[Assignment]
Look through the data that follows and copy each line with the string "title".

[Given entries]
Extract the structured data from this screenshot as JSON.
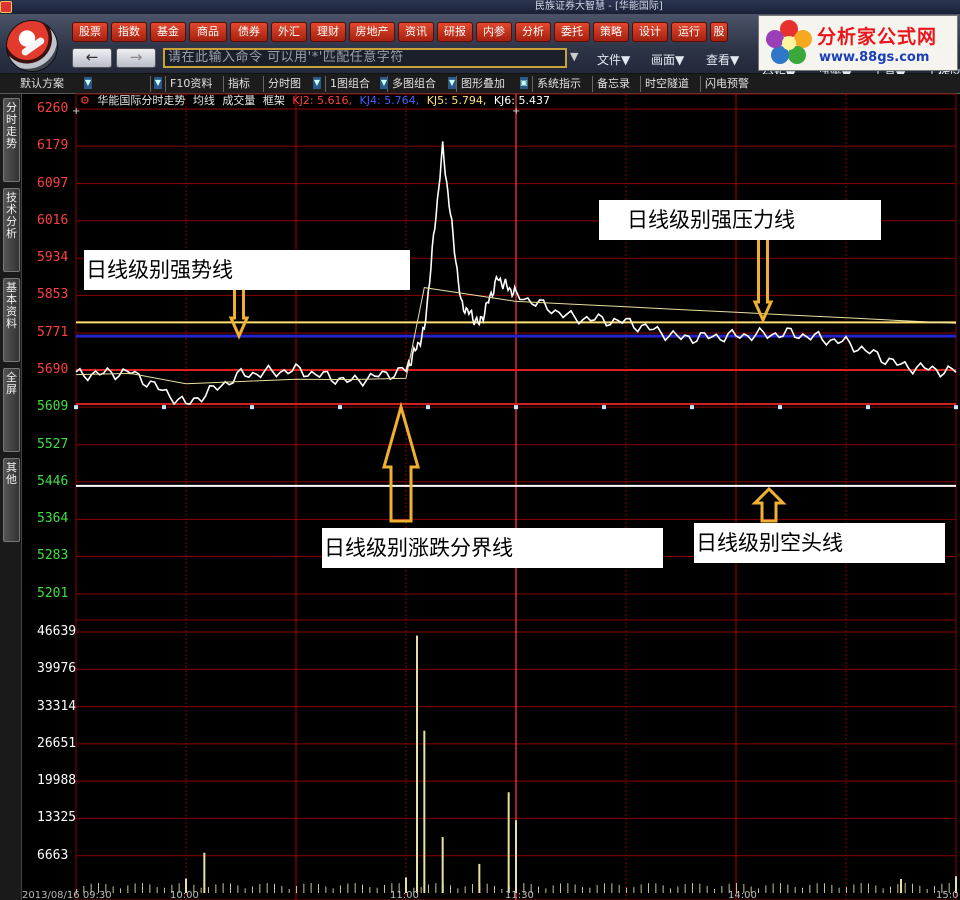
{
  "app": {
    "title": "民族证券大智慧 - [华能国际]",
    "brand_name": "分析家公式网",
    "brand_url": "www.88gs.com"
  },
  "menu": [
    "股票",
    "指数",
    "基金",
    "商品",
    "债券",
    "外汇",
    "理财",
    "房地产",
    "资讯",
    "研报",
    "内参",
    "分析",
    "委托",
    "策略",
    "设计",
    "运行",
    "股"
  ],
  "command": {
    "placeholder": "请在此输入命令      可以用'*'匹配任意字符"
  },
  "tool_menus": [
    "文件▼",
    "画面▼",
    "查看▼",
    "分析▼",
    "决策▼",
    "工具▼",
    "工作区"
  ],
  "function_bar": {
    "scheme": "默认方案",
    "items": [
      "F10资料",
      "指标",
      "分时图",
      "1图组合",
      "多图组合",
      "图形叠加",
      "系统指示",
      "备忘录",
      "时空隧道",
      "闪电预警"
    ]
  },
  "left_tabs": [
    "分时走势",
    "技术分析",
    "基本资料",
    "全屏",
    "其他"
  ],
  "chart_header": {
    "stock": "华能国际分时走势",
    "avg": "均线",
    "vol": "成交量",
    "frame": "框架",
    "kj2": "KJ2: 5.616,",
    "kj4": "KJ4: 5.764,",
    "kj5": "KJ5: 5.794,",
    "kj6": "KJ6: 5.437"
  },
  "colors": {
    "up_red": "#ff4040",
    "down_green": "#40e040",
    "grid_red": "#8a0000",
    "price_line": "#ffffff",
    "avg_line": "#e8e0a0",
    "resistance_yellow": "#ffe070",
    "strong_blue": "#2020c0",
    "arrow_orange": "#f0b030"
  },
  "annotations": {
    "strong": "日线级别强势线",
    "pressure": "日线级别强压力线",
    "divide": "日线级别涨跌分界线",
    "bear": "日线级别空头线"
  },
  "time_axis": {
    "date_start": "2013/08/16 09:30",
    "ticks": [
      "10:00",
      "11:00",
      "11:30",
      "14:00",
      "15:0"
    ]
  },
  "chart_data": [
    {
      "type": "line",
      "title": "华能国际分时走势",
      "y_unit": "price (labels ×1000)",
      "ylim": [
        5201,
        6260
      ],
      "y_ticks_up": [
        6260,
        6179,
        6097,
        6016,
        5934,
        5853,
        5771,
        5690
      ],
      "y_ticks_down": [
        5609,
        5527,
        5446,
        5364,
        5283,
        5201
      ],
      "reference_price": 5609,
      "x": [
        "09:30",
        "09:45",
        "10:00",
        "10:15",
        "10:30",
        "10:45",
        "11:00",
        "11:05",
        "11:10",
        "11:15",
        "11:20",
        "11:25",
        "11:30",
        "13:15",
        "13:30",
        "13:45",
        "14:00",
        "14:15",
        "14:30",
        "14:45",
        "15:00"
      ],
      "series": [
        {
          "values": [
            5680,
            5685,
            5615,
            5680,
            5690,
            5665,
            5690,
            5775,
            6175,
            5835,
            5790,
            5890,
            5855,
            5805,
            5795,
            5760,
            5765,
            5770,
            5750,
            5700,
            5685
          ]
        }
      ],
      "horizontal_lines": [
        {
          "label": "KJ5",
          "value": 5794
        },
        {
          "label": "KJ4",
          "value": 5764
        },
        {
          "label": "KJ2",
          "value": 5616
        },
        {
          "label": "KJ6",
          "value": 5437
        }
      ]
    },
    {
      "type": "bar",
      "title": "成交量",
      "ylim": [
        0,
        46639
      ],
      "y_ticks": [
        46639,
        39976,
        33314,
        26651,
        19988,
        13325,
        6663
      ],
      "x": [
        "10:00",
        "11:00",
        "11:03",
        "11:05",
        "11:10",
        "11:20",
        "11:28",
        "11:30",
        "11:35",
        "14:45",
        "15:00"
      ],
      "values": [
        2600,
        2800,
        46000,
        29000,
        10000,
        5200,
        18000,
        13000,
        7200,
        2500,
        3000
      ]
    }
  ]
}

[Answer to the exercise]
    "title": "民族证券大智慧 - [华能国际]",
      "title": "华能国际分时走势",
      "title": "成交量",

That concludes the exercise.